Our theme for February is actually a challenge: write a piece without using first person pronouns (I, me, we, etc.)
The first step is to prepare yourself for misery. Even if you thought you liked grocery shopping, you no longer do.
Next, you rule out the non-options:
- You don’t just give up and order groceries. Last time, you shopped through FreshDirect and had your groceries delivered, which is a fantastic idea, except that your shopper never seems to manage to get everything you order, so then you just have to go back out to the store anyway.
- You don’t go to the nearest store, because it’s very expensive, and the produce smells funny, and the way products are arranged makes absolutely no logical sense.
- You don’t go to Trader Joe’s, because it’s already late in the afternoon and you know that the line will wrap around the entire perimeter of the store, snake through the aisles, and stretch back to produce—or farther.
So you go to the store that has a weird name but that stocks Jimmy Dean sausage and small cans of sliced black olives—who knew these would become rare foods?. You take your purse (or wallet), but you forget the reusable shopping bags (some things never change). You walk nine blocks—seven short, two long—and at last enter the store.
You stop and pick up a shopping basket. You don’t take one of the tiny carts because even the tiny carts take up an entire aisle, contributing to the inevitable traffic jams and generally inhibiting your progress through the store. You start in produce, because it is closest to you, pulling out your shopping list and trying not to block anyone’s access to fresh fruits and vegetables. You begin to fill your basket with potatoes and onions and Brussels sprouts. You move on to meat, but then decide you should probably buy nonperishables first. You select beans, tomatoes, pasta, coffee. You get a half gallon of milk and a half dozen eggs. You buy ground beef and chicken breasts. You wish that you had gotten a shopping cart after all, because the basket has become unpleasantly heavy.
You do not get cereal because the small boxes still cost seven dollars, and that’s just crazy. You will later make a second trip to Rite Aid, where cereal prices are more reasonable. This is also where you purchase soda, because you’re not carrying that nine blocks back to your apartment. You do not get green chiles or green onions, because you can’t find them; you will make a second trip to the store you don’t like to seek these, or you will give up and use something else in your recipe.

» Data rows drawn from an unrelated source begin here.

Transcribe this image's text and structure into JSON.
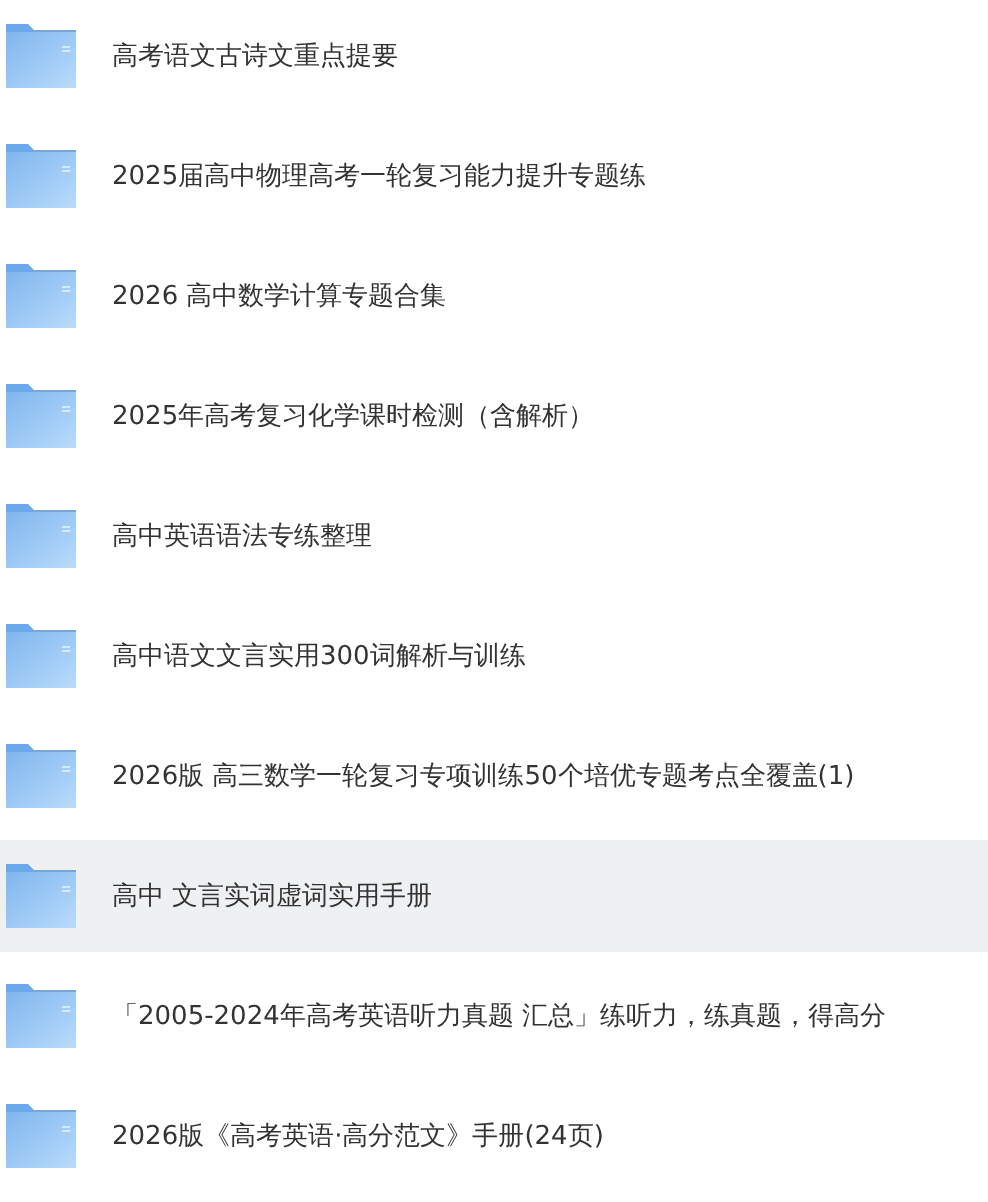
{
  "folders": [
    {
      "name": "高考语文古诗文重点提要",
      "selected": false
    },
    {
      "name": "2025届高中物理高考一轮复习能力提升专题练",
      "selected": false
    },
    {
      "name": "2026 高中数学计算专题合集",
      "selected": false
    },
    {
      "name": "2025年高考复习化学课时检测（含解析）",
      "selected": false
    },
    {
      "name": "高中英语语法专练整理",
      "selected": false
    },
    {
      "name": "高中语文文言实用300词解析与训练",
      "selected": false
    },
    {
      "name": "2026版 高三数学一轮复习专项训练50个培优专题考点全覆盖(1)",
      "selected": false
    },
    {
      "name": "高中 文言实词虚词实用手册",
      "selected": true
    },
    {
      "name": "「2005-2024年高考英语听力真题 汇总」练听力，练真题，得高分",
      "selected": false
    },
    {
      "name": "2026版《高考英语·高分范文》手册(24页)",
      "selected": false
    }
  ]
}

You get in line to check out. You load your items on the belt and leave the basket on the pile of other baskets at the head of your lane. You swipe your card and pick up your bags: two in each hand. You still have not acquired one of those little rolling carts, so you carry your bags. Everything is double-bagged, because otherwise the bags would tear before you got home, and your carefully selected grocery items would roll into the street. You walk back, occasionally adjusting your grip, occasionally shifting so that you do not run into anyone with your double-wide load.
You get home. You set the bags down and fumble around for your key. You are not home yet: just four flights of stairs to climb. Once you’ve made it, still winded though you’ve been making this climb for a year and a half, you shoehorn your food into the fridge and cupboards like a game of tetris. Potatoes go in the mixing bowls; cans go on the edge of the shelf with cups and bowls. You ball up the bags and put them in the closet.
You complain about how difficult it is to buy groceries. You fantasize about driving your car down suburban streets to Meijer, which now feels impossibly huge, then putting your groceries in the trunk and driving them home to your full-size refrigerator/freezer. You know you should feel grateful that you can afford to buy groceries at all.
After the pain and melancholy wear off, though, you remember Broadway (and OMG Hamilton), you remember the Museum of Natural History and the Wonder Wheel, you remember soup dumplings and Korean fried chicken and Salted Caramel Crack ice cream. And you think…
…Seriously, a city this great and they can’t come up with a better grocery solution?
Alissa Goudswaard Anderson (’10) lives with her husband Josh in New York City, where she is earning her Master of Divinity at General Theological Seminary. Alissa enjoys private kitchen dance parties, big Midwestern thunderstorms, and perusing other peoples’ bookshelves. For more, find her online at www.episcotheque.wordpress.com or tweet her @episcotheque.